Chris BishopBy Chris Bishop|August 1, 2022|4 Minutes|In Editor's Desk

Editor’s Desk

The disgrace of Colonialism 2.0?

 Ive never understood why, in this modern world, Francophone Africa cant cut the apron strings with its former colonial masters.

At a time when Africa is rising and forging its own identity, the Francophone nations of the continent are setting a poor example by nestling under the wing of French premier Emmanuel Macron.

Colonialism 2.0 the liberal Guardian in London called it, other writers have called it an exploitative form of monetary control over  12 former French colonies:  Benin, Burkina Faso, Cameroon, Chad, Central African Republic, Gabon, Ivory Coast, Mali, Niger, the Republic of Congo, Senegal, and Togo.

I am surprised there have not been more condemning words from within Africa.

President Macron has said the CFA Franc is here to stay but will be renamed the Eco in 2027. Different name, same game – neo-colonialism.

At the heart of the matter is the so-called French Colonies of Africa (CFA) a grouping based on European control that has outlasted colonialism and seems to be settling down for the rest of the 21st century.  It is a system of control from Paris that effectively allows France to farm vast African territory for resources and lucrative export markets.

The CFA system also creates revenue for the French by requiring the 12 former colonies – home to 180 million Africans –  to deposit 50 percent of their reserves into the Treasury in Paris.
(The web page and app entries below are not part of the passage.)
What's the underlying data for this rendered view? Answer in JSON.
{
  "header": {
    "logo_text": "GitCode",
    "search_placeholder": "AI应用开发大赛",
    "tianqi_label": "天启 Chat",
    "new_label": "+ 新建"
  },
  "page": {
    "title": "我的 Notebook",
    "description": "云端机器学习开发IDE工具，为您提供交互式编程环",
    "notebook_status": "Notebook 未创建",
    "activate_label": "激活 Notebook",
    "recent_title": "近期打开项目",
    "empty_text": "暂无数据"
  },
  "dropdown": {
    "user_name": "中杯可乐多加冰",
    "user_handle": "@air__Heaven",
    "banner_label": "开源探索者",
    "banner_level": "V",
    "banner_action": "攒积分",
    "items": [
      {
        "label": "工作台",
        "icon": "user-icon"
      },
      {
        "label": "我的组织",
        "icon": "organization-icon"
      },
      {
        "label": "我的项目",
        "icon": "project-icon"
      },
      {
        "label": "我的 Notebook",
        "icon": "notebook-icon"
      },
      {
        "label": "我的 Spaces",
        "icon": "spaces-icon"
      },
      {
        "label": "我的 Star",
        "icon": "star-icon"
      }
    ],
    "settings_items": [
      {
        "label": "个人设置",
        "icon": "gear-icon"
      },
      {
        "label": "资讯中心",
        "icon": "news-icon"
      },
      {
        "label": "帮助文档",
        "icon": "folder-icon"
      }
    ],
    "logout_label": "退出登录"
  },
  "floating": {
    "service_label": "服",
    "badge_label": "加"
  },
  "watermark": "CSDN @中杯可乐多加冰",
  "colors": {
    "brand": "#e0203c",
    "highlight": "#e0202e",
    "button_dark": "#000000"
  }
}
This money earns interest and the devaluation of the CFA Franc over the years has increased the buying power of French currency in Africa effectively subsiding the French way of life.

Add to that the willingness of the French to send troops into their former colonies at the drop of a hat and what was the point of ending colonialism anyway? Africa’s former second largest colonial empire acting like its 1892.

I often wonder what the African Union would make of the British Army disembarking in Zimbabwe to quell unrest, or London demanding prosperous Botswana deposit 50 percent of precious reserves into a bank in London and pay interest for the privilege! Never.

Often Anglophone nations view their former colonisers with robust derision and I think to an extent that it is a healthy attitude – the alternative is humble acquiescence.

Sure, they say Francophone African leaders do get a bit of a say in who will be the next French president, but really should that matter?  Is that not mere crumbs from the top table?

It’s nonsense. African nations should deal with their former colonisers as equals, not as vassals. Those days are over and part of standing tall in liberated Africa is about casting off colonial shackles with dignity and staring down former colonial masters.

The days of distant European capitals exerting direct control over Africa should have ended in the century before last.

The sooner  France and Francophone African nations wake up to that fact, the better.